[Opening Task inputs section]

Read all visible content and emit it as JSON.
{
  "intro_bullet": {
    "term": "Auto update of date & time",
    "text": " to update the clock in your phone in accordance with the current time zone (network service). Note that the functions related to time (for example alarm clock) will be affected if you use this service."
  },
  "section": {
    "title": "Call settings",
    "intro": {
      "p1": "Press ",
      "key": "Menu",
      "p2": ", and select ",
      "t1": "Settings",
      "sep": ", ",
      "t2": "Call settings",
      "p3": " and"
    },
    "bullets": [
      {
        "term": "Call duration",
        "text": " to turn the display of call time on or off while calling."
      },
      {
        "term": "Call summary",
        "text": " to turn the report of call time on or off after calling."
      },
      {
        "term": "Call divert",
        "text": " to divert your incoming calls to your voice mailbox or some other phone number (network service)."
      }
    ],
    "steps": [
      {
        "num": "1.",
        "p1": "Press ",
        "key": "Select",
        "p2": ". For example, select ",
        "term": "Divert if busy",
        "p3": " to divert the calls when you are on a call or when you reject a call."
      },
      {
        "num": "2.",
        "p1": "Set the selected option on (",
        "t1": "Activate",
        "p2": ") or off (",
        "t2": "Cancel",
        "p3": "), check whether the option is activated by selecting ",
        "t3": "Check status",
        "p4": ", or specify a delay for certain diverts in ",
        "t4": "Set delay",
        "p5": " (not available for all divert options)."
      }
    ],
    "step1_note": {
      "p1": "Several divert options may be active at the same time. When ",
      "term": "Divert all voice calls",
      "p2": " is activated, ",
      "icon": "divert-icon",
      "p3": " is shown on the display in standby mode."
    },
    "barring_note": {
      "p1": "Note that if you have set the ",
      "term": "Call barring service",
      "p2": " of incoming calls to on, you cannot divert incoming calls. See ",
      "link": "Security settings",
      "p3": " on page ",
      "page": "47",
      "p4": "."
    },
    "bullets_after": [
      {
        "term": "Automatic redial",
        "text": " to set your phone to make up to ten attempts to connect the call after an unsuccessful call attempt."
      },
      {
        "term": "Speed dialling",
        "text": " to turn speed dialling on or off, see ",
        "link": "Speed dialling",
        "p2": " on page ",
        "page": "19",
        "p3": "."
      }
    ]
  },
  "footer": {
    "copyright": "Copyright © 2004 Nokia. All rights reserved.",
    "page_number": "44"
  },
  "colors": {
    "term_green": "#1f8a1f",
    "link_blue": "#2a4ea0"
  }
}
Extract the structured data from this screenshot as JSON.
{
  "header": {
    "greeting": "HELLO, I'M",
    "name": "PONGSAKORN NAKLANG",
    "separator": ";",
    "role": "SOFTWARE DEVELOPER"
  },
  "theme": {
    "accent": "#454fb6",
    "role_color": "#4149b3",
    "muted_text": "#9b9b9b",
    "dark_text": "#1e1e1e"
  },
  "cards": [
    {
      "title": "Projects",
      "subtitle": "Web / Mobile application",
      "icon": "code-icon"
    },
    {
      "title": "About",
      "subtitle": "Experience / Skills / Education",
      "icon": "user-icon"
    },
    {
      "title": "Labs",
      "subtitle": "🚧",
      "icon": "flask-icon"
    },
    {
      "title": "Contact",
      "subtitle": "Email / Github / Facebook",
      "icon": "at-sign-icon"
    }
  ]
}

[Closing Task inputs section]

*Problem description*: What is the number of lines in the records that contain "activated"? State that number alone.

*Output of the task*: 2